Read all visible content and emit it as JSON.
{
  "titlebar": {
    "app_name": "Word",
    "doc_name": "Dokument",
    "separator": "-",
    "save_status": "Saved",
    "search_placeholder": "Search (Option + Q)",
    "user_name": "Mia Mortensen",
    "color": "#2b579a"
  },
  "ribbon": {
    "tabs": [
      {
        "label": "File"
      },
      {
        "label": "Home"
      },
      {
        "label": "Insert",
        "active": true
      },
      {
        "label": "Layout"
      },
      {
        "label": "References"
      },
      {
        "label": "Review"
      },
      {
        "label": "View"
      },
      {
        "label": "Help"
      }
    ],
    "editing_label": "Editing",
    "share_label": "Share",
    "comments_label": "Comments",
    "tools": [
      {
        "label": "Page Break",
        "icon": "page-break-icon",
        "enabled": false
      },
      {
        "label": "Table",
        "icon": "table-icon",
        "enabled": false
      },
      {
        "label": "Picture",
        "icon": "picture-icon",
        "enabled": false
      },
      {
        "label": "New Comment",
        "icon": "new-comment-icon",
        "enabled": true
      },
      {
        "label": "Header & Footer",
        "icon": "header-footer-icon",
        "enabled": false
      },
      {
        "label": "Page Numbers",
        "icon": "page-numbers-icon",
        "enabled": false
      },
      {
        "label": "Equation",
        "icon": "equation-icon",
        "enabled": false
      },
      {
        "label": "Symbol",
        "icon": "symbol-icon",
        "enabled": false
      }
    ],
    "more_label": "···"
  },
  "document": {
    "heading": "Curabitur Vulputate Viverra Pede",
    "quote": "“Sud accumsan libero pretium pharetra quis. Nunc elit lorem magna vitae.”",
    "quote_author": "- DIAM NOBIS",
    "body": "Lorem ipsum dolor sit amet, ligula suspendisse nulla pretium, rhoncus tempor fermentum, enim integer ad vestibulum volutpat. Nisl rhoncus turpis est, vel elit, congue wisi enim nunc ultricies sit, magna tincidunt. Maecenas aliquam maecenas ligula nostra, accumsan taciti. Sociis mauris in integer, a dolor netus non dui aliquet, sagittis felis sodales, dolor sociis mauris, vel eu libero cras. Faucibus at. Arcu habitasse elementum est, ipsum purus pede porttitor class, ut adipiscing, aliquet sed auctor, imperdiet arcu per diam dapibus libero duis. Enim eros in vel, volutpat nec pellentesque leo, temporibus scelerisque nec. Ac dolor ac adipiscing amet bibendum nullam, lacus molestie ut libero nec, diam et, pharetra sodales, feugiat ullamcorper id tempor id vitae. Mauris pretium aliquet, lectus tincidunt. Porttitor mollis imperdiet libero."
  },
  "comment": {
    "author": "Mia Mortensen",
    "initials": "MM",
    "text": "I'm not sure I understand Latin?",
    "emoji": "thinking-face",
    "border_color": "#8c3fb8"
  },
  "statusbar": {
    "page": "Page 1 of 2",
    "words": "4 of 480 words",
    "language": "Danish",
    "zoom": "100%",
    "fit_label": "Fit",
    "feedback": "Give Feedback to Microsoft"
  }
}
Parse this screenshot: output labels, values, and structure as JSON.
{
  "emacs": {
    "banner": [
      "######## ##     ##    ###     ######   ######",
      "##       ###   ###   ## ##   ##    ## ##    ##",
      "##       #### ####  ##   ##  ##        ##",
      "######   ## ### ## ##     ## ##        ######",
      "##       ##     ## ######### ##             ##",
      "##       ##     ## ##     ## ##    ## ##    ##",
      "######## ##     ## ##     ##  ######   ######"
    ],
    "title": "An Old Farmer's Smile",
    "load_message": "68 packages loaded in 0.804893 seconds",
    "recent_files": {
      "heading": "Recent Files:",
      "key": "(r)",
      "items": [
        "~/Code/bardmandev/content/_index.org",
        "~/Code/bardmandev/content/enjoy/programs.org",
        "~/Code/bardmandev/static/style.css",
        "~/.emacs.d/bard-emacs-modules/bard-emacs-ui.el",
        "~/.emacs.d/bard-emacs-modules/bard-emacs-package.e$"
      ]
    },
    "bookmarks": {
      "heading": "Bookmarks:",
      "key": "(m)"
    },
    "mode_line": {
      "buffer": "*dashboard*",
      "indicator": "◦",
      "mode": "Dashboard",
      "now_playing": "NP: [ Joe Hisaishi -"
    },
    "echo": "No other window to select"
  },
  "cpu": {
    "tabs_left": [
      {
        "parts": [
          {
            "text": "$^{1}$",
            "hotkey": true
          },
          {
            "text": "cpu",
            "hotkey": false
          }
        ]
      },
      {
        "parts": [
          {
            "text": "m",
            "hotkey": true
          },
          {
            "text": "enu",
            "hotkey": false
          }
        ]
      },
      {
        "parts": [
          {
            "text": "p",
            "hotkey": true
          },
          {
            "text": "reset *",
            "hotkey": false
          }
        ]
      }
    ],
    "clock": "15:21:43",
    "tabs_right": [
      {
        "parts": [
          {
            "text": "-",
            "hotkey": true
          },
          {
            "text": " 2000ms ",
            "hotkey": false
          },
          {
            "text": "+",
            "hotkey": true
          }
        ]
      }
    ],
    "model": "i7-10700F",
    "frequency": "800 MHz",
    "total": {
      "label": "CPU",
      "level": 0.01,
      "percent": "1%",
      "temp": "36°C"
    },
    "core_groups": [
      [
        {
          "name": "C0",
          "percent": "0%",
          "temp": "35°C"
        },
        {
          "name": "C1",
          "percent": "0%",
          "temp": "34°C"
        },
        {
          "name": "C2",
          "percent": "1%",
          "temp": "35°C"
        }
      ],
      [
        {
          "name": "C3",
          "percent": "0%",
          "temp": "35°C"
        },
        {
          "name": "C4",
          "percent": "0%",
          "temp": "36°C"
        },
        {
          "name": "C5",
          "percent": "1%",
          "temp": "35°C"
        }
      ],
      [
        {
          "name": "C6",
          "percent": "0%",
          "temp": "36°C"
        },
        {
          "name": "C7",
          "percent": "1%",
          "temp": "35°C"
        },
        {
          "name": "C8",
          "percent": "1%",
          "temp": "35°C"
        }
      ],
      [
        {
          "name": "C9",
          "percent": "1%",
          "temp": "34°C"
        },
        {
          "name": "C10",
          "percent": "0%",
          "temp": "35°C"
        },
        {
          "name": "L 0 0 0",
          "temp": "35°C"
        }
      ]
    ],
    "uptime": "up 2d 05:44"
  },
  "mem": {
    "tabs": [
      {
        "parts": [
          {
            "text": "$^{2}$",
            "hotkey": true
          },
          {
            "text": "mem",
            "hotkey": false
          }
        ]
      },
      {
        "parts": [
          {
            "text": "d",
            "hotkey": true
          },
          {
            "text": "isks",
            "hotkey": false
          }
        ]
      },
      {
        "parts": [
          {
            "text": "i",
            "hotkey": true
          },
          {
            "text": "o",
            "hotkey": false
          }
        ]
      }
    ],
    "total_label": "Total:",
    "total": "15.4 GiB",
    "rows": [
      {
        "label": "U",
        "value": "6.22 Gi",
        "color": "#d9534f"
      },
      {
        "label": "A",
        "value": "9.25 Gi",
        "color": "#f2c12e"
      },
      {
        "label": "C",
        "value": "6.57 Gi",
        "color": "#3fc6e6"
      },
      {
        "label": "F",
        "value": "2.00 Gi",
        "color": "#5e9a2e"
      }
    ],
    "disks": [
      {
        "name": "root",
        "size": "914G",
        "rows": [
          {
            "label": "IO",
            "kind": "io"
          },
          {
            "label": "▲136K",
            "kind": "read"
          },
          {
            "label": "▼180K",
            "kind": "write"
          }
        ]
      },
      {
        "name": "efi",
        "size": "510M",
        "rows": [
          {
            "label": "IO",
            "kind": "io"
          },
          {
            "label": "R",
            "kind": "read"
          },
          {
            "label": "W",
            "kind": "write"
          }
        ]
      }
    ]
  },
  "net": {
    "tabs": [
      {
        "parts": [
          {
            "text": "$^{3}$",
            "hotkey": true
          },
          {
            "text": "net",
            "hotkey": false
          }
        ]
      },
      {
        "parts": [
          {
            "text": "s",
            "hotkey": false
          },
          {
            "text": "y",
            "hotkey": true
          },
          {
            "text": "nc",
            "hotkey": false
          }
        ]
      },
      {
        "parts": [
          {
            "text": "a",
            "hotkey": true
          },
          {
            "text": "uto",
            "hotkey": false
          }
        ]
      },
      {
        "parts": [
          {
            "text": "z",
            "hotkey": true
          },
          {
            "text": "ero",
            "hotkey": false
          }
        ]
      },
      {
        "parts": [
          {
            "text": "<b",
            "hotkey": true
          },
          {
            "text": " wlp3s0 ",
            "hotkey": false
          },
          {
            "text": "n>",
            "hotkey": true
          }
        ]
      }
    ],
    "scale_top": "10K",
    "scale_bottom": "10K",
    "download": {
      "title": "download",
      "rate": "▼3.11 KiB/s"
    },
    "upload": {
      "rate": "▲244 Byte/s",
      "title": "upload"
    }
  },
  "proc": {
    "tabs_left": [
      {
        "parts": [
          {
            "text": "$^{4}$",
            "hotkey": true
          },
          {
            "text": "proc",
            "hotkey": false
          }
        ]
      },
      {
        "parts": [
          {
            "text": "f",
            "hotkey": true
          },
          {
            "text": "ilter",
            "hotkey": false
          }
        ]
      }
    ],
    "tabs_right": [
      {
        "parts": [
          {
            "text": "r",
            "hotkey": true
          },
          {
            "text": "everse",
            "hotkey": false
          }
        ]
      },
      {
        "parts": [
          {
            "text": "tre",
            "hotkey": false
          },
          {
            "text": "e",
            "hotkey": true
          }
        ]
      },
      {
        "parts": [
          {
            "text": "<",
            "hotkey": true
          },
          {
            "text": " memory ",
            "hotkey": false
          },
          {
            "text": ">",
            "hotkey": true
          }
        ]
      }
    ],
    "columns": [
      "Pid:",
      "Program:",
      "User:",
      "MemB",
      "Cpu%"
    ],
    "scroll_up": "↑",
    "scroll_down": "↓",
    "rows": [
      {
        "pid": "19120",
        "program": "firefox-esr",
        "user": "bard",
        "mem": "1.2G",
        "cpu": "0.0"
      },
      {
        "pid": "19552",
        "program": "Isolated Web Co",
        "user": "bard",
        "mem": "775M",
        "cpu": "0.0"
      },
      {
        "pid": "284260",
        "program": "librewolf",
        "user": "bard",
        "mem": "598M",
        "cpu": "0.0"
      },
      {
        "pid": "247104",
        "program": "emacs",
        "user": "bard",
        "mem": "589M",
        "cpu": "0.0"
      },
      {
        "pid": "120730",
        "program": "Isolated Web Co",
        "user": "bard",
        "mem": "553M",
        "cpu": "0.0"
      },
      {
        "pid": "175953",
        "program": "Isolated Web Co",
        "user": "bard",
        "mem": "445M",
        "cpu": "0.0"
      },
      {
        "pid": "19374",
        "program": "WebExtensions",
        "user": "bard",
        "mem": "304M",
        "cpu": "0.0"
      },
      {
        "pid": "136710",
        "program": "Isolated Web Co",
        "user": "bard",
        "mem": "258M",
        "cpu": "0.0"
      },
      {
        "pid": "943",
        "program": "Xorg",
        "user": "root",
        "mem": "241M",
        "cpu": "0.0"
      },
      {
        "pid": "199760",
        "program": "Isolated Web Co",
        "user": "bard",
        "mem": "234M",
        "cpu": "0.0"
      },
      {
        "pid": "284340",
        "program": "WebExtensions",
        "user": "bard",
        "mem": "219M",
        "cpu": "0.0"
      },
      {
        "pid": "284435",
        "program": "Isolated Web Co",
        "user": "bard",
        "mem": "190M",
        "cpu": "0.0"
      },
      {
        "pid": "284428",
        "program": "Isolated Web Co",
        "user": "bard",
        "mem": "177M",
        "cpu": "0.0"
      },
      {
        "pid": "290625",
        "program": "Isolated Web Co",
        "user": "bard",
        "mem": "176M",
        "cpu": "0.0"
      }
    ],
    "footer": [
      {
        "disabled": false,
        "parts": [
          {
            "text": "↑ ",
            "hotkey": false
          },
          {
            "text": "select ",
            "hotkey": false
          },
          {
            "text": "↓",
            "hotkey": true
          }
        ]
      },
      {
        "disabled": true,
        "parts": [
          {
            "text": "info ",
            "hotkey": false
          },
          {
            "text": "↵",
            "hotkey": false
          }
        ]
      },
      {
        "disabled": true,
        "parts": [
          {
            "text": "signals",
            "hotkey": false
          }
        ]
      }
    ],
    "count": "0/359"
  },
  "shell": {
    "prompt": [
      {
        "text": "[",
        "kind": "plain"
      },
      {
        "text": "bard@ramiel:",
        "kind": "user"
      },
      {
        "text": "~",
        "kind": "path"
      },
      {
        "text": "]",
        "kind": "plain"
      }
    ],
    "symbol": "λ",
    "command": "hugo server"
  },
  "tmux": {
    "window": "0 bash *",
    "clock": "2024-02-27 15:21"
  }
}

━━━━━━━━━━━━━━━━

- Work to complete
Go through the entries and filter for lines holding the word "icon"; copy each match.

- Task solution
        "icon": "page-break-icon",
        "icon": "table-icon",
        "icon": "picture-icon",
        "icon": "new-comment-icon",
        "icon": "header-footer-icon",
        "icon": "page-numbers-icon",
        "icon": "equation-icon",
        "icon": "symbol-icon",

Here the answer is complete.